> **What you will do**
Repeat exactly the lines that begin at the one containing "Decode this image" and end at the final line of the records; include no pictures and nothing else.

[Items from a data source]

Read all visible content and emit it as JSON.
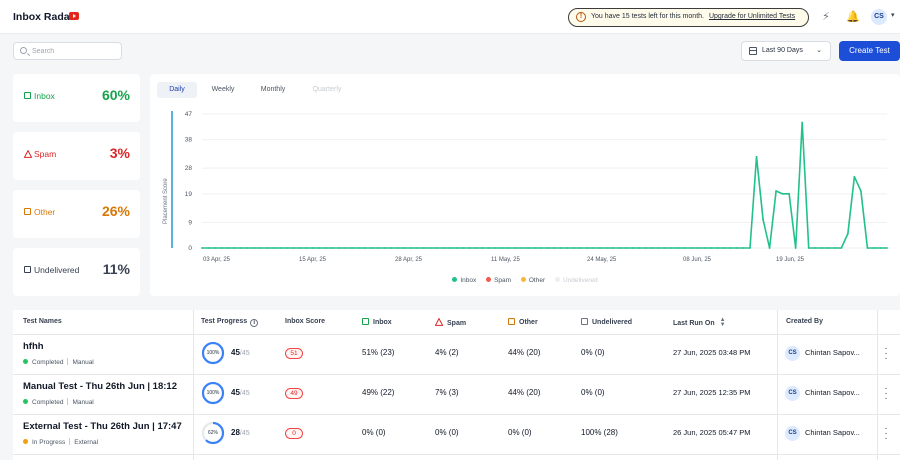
{
  "header": {
    "app_title": "Inbox Radar",
    "notice_text": "You have 15 tests left for this month.",
    "notice_link": "Upgrade for Unlimited Tests",
    "user_initials": "CS",
    "icons": [
      "youtube-icon",
      "info-icon",
      "bolt-icon",
      "bell-icon"
    ]
  },
  "toolbar": {
    "search_placeholder": "Search",
    "date_range": "Last 90 Days",
    "create_label": "Create Test"
  },
  "stats": [
    {
      "label": "Inbox",
      "value": "60%",
      "color": "#16a34a",
      "icon": "inbox-icon"
    },
    {
      "label": "Spam",
      "value": "3%",
      "color": "#dc2626",
      "icon": "warning-icon"
    },
    {
      "label": "Other",
      "value": "26%",
      "color": "#d97706",
      "icon": "mail-icon"
    },
    {
      "label": "Undelivered",
      "value": "11%",
      "color": "#374151",
      "icon": "mail-x-icon"
    }
  ],
  "chart_tabs": [
    {
      "label": "Daily",
      "state": "active"
    },
    {
      "label": "Weekly",
      "state": "normal"
    },
    {
      "label": "Monthly",
      "state": "normal"
    },
    {
      "label": "Quarterly",
      "state": "disabled"
    }
  ],
  "chart_data": {
    "type": "line",
    "ylabel": "Placement Score",
    "ylim": [
      0,
      47
    ],
    "yticks": [
      0,
      9,
      19,
      28,
      38,
      47
    ],
    "x_tick_labels": [
      "03 Apr, 25",
      "15 Apr, 25",
      "28 Apr, 25",
      "11 May, 25",
      "24 May, 25",
      "08 Jun, 25",
      "19 Jun, 25"
    ],
    "grid": true,
    "legend": [
      "Inbox",
      "Spam",
      "Other",
      "Undelivered"
    ],
    "legend_colors": [
      "#22c08a",
      "#ef5b4c",
      "#f5b83b",
      "#e5e7eb"
    ],
    "series": [
      {
        "name": "Inbox",
        "color": "#22c08a",
        "values": [
          0,
          0,
          0,
          0,
          0,
          0,
          0,
          0,
          0,
          0,
          0,
          0,
          0,
          0,
          0,
          0,
          0,
          0,
          0,
          0,
          0,
          0,
          0,
          0,
          0,
          0,
          0,
          0,
          0,
          0,
          0,
          0,
          0,
          0,
          0,
          0,
          0,
          0,
          0,
          0,
          0,
          0,
          0,
          0,
          0,
          0,
          0,
          0,
          0,
          0,
          0,
          0,
          0,
          0,
          0,
          0,
          0,
          0,
          0,
          0,
          0,
          0,
          0,
          0,
          0,
          0,
          0,
          0,
          0,
          0,
          0,
          0,
          0,
          0,
          0,
          0,
          0,
          0,
          0,
          0,
          0,
          0,
          0,
          0,
          0,
          32,
          10,
          0,
          20,
          19,
          19,
          0,
          44,
          0,
          0,
          0,
          0,
          0,
          0,
          5,
          25,
          20,
          0,
          0,
          0,
          0
        ]
      }
    ]
  },
  "table": {
    "headers": {
      "name": "Test Names",
      "progress": "Test Progress",
      "score": "Inbox Score",
      "inbox": "Inbox",
      "spam": "Spam",
      "other": "Other",
      "undelivered": "Undelivered",
      "last_run": "Last Run On",
      "created_by": "Created By"
    },
    "rows": [
      {
        "name": "hfhh",
        "status": "Completed",
        "status_color": "#22c55e",
        "type": "Manual",
        "progress_pct": "100%",
        "progress_fraction": 1.0,
        "progress_done": "45",
        "progress_total": "/45",
        "score": "51",
        "inbox": "51% (23)",
        "spam": "4% (2)",
        "other": "44% (20)",
        "undelivered": "0% (0)",
        "last_run": "27 Jun, 2025 03:48 PM",
        "initials": "CS",
        "owner": "Chintan Sapov..."
      },
      {
        "name": "Manual Test - Thu 26th Jun | 18:12",
        "status": "Completed",
        "status_color": "#22c55e",
        "type": "Manual",
        "progress_pct": "100%",
        "progress_fraction": 1.0,
        "progress_done": "45",
        "progress_total": "/45",
        "score": "49",
        "inbox": "49% (22)",
        "spam": "7% (3)",
        "other": "44% (20)",
        "undelivered": "0% (0)",
        "last_run": "27 Jun, 2025 12:35 PM",
        "initials": "CS",
        "owner": "Chintan Sapov..."
      },
      {
        "name": "External Test - Thu 26th Jun | 17:47",
        "status": "In Progress",
        "status_color": "#f59e0b",
        "type": "External",
        "progress_pct": "62%",
        "progress_fraction": 0.62,
        "progress_done": "28",
        "progress_total": "/45",
        "score": "0",
        "inbox": "0% (0)",
        "spam": "0% (0)",
        "other": "0% (0)",
        "undelivered": "100% (28)",
        "last_run": "26 Jun, 2025 05:47 PM",
        "initials": "CS",
        "owner": "Chintan Sapov..."
      }
    ]
  }
}
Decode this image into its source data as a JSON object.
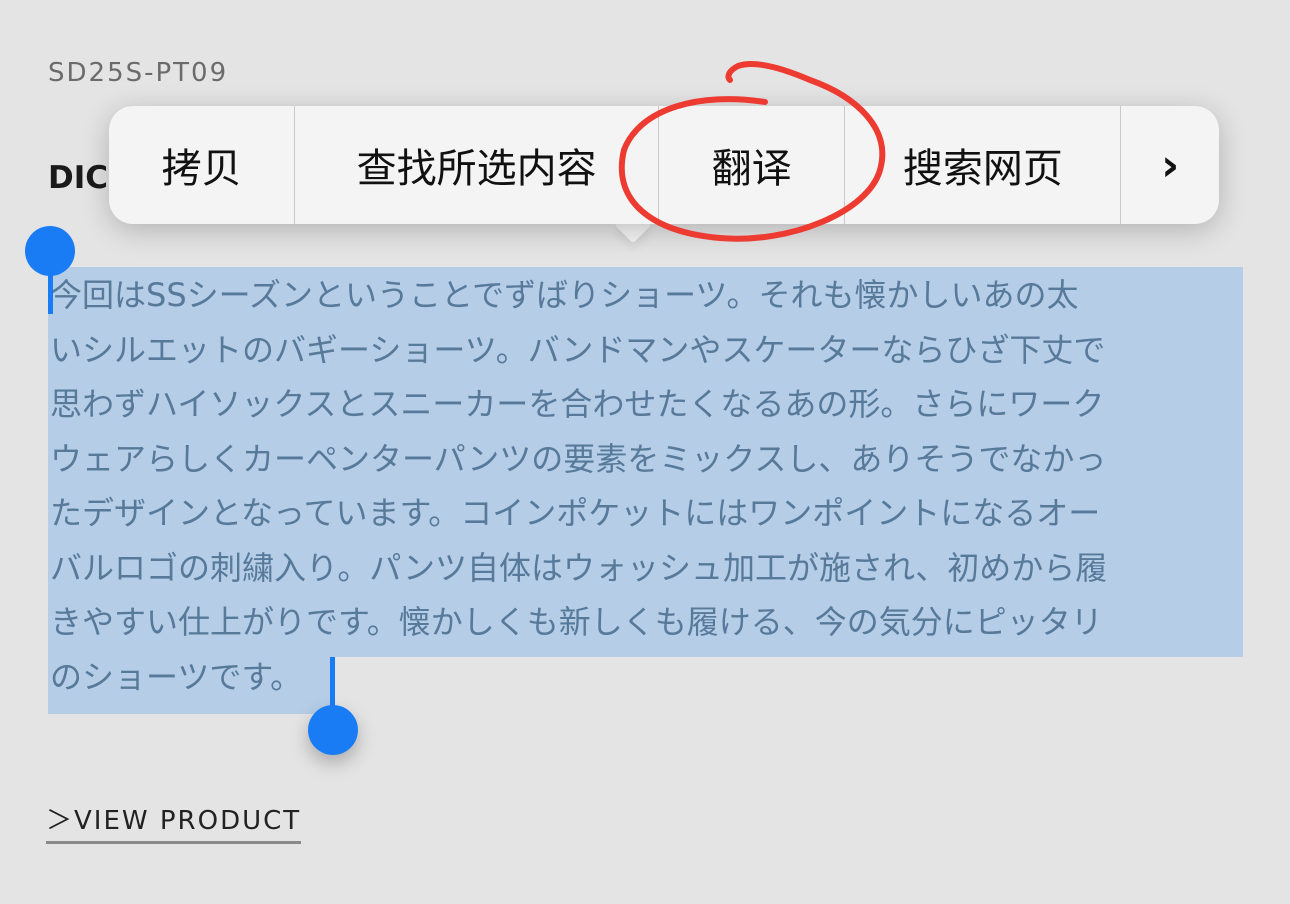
{
  "product": {
    "code": "SD25S-PT09",
    "title_visible": "DIC"
  },
  "description_lines": [
    "今回はSSシーズンということでずばりショーツ。それも懐かしいあの太",
    "いシルエットのバギーショーツ。バンドマンやスケーターならひざ下丈で",
    "思わずハイソックスとスニーカーを合わせたくなるあの形。さらにワーク",
    "ウェアらしくカーペンターパンツの要素をミックスし、ありそうでなかっ",
    "たデザインとなっています。コインポケットにはワンポイントになるオー",
    "バルロゴの刺繍入り。パンツ自体はウォッシュ加工が施され、初めから履",
    "きやすい仕上がりです。懐かしくも新しくも履ける、今の気分にピッタリ",
    "のショーツです。"
  ],
  "context_menu": {
    "copy": "拷贝",
    "find_selection": "查找所选内容",
    "translate": "翻译",
    "search_web": "搜索网页",
    "more_icon": "chevron-right-icon"
  },
  "link": {
    "view_product": "＞VIEW PRODUCT"
  },
  "colors": {
    "background": "#e4e4e4",
    "selection_highlight": "#b5cde7",
    "selection_handle": "#1a7cf5",
    "annotation_circle": "#ee3b32",
    "menu_background": "#f4f4f4"
  }
}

> **Answer to the problem**
Decode this image into its source data as a JSON object.
{
  "product": {
    "code": "SD25S-PT09",
    "title_visible": "DIC"
  },
  "description_lines": [
    "今回はSSシーズンということでずばりショーツ。それも懐かしいあの太",
    "いシルエットのバギーショーツ。バンドマンやスケーターならひざ下丈で",
    "思わずハイソックスとスニーカーを合わせたくなるあの形。さらにワーク",
    "ウェアらしくカーペンターパンツの要素をミックスし、ありそうでなかっ",
    "たデザインとなっています。コインポケットにはワンポイントになるオー",
    "バルロゴの刺繍入り。パンツ自体はウォッシュ加工が施され、初めから履",
    "きやすい仕上がりです。懐かしくも新しくも履ける、今の気分にピッタリ",
    "のショーツです。"
  ],
  "context_menu": {
    "copy": "拷贝",
    "find_selection": "查找所选内容",
    "translate": "翻译",
    "search_web": "搜索网页",
    "more_icon": "chevron-right-icon"
  },
  "link": {
    "view_product": "＞VIEW PRODUCT"
  },
  "colors": {
    "background": "#e4e4e4",
    "selection_highlight": "#b5cde7",
    "selection_handle": "#1a7cf5",
    "annotation_circle": "#ee3b32",
    "menu_background": "#f4f4f4"
  }
}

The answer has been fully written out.